▶ _Records for this exercise_:
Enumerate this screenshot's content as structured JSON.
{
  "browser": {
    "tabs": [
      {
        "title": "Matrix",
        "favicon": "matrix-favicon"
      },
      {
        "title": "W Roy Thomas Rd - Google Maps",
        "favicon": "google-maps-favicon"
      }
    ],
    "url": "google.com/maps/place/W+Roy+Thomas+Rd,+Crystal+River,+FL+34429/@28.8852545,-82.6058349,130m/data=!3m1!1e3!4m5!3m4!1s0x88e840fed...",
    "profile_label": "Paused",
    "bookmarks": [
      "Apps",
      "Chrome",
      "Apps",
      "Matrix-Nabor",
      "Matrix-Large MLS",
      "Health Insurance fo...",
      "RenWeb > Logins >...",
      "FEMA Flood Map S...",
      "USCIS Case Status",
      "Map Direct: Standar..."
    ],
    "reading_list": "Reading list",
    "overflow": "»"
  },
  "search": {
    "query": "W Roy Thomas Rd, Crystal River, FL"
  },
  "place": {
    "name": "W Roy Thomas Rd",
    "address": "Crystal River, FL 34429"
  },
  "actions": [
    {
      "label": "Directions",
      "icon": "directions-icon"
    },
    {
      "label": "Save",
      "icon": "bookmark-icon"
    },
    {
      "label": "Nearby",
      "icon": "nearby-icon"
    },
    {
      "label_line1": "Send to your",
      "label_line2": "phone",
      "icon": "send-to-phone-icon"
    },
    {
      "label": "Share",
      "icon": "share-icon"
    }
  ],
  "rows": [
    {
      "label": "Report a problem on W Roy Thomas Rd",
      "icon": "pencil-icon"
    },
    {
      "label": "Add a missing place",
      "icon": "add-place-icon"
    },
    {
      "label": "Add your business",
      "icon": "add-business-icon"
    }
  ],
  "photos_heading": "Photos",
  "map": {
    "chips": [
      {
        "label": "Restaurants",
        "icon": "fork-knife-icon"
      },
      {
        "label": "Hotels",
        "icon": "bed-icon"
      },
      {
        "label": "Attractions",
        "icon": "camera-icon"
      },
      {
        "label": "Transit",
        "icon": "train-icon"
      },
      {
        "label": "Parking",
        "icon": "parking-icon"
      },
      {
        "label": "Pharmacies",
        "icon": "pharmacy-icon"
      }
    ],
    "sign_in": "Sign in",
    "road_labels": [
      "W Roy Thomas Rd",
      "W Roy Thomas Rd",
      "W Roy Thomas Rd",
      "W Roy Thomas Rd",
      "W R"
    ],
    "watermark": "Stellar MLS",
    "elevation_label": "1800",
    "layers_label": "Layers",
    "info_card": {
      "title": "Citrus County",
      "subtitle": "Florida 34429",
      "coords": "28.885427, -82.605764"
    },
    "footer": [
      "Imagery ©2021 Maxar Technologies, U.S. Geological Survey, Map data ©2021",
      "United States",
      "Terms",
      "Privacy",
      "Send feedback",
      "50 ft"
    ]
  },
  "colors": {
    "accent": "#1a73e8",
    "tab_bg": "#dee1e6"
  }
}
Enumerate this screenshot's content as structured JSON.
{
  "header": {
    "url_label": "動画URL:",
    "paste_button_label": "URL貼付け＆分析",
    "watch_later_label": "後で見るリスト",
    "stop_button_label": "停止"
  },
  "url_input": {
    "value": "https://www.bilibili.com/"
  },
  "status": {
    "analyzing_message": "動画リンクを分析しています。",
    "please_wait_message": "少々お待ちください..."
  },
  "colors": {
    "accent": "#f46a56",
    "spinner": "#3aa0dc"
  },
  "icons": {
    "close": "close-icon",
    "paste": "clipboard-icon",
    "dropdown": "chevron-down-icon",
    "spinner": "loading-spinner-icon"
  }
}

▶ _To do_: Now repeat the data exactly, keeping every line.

▶ _Task output_:
Enumerate this screenshot's content as structured JSON.
{
  "browser": {
    "tabs": [
      {
        "title": "Matrix",
        "favicon": "matrix-favicon"
      },
      {
        "title": "W Roy Thomas Rd - Google Maps",
        "favicon": "google-maps-favicon"
      }
    ],
    "url": "google.com/maps/place/W+Roy+Thomas+Rd,+Crystal+River,+FL+34429/@28.8852545,-82.6058349,130m/data=!3m1!1e3!4m5!3m4!1s0x88e840fed...",
    "profile_label": "Paused",
    "bookmarks": [
      "Apps",
      "Chrome",
      "Apps",
      "Matrix-Nabor",
      "Matrix-Large MLS",
      "Health Insurance fo...",
      "RenWeb > Logins >...",
      "FEMA Flood Map S...",
      "USCIS Case Status",
      "Map Direct: Standar..."
    ],
    "reading_list": "Reading list",
    "overflow": "»"
  },
  "search": {
    "query": "W Roy Thomas Rd, Crystal River, FL"
  },
  "place": {
    "name": "W Roy Thomas Rd",
    "address": "Crystal River, FL 34429"
  },
  "actions": [
    {
      "label": "Directions",
      "icon": "directions-icon"
    },
    {
      "label": "Save",
      "icon": "bookmark-icon"
    },
    {
      "label": "Nearby",
      "icon": "nearby-icon"
    },
    {
      "label_line1": "Send to your",
      "label_line2": "phone",
      "icon": "send-to-phone-icon"
    },
    {
      "label": "Share",
      "icon": "share-icon"
    }
  ],
  "rows": [
    {
      "label": "Report a problem on W Roy Thomas Rd",
      "icon": "pencil-icon"
    },
    {
      "label": "Add a missing place",
      "icon": "add-place-icon"
    },
    {
      "label": "Add your business",
      "icon": "add-business-icon"
    }
  ],
  "photos_heading": "Photos",
  "map": {
    "chips": [
      {
        "label": "Restaurants",
        "icon": "fork-knife-icon"
      },
      {
        "label": "Hotels",
        "icon": "bed-icon"
      },
      {
        "label": "Attractions",
        "icon": "camera-icon"
      },
      {
        "label": "Transit",
        "icon": "train-icon"
      },
      {
        "label": "Parking",
        "icon": "parking-icon"
      },
      {
        "label": "Pharmacies",
        "icon": "pharmacy-icon"
      }
    ],
    "sign_in": "Sign in",
    "road_labels": [
      "W Roy Thomas Rd",
      "W Roy Thomas Rd",
      "W Roy Thomas Rd",
      "W Roy Thomas Rd",
      "W R"
    ],
    "watermark": "Stellar MLS",
    "elevation_label": "1800",
    "layers_label": "Layers",
    "info_card": {
      "title": "Citrus County",
      "subtitle": "Florida 34429",
      "coords": "28.885427, -82.605764"
    },
    "footer": [
      "Imagery ©2021 Maxar Technologies, U.S. Geological Survey, Map data ©2021",
      "United States",
      "Terms",
      "Privacy",
      "Send feedback",
      "50 ft"
    ]
  },
  "colors": {
    "accent": "#1a73e8",
    "tab_bg": "#dee1e6"
  }
}
Enumerate this screenshot's content as structured JSON.
{
  "header": {
    "url_label": "動画URL:",
    "paste_button_label": "URL貼付け＆分析",
    "watch_later_label": "後で見るリスト",
    "stop_button_label": "停止"
  },
  "url_input": {
    "value": "https://www.bilibili.com/"
  },
  "status": {
    "analyzing_message": "動画リンクを分析しています。",
    "please_wait_message": "少々お待ちください..."
  },
  "colors": {
    "accent": "#f46a56",
    "spinner": "#3aa0dc"
  },
  "icons": {
    "close": "close-icon",
    "paste": "clipboard-icon",
    "dropdown": "chevron-down-icon",
    "spinner": "loading-spinner-icon"
  }
}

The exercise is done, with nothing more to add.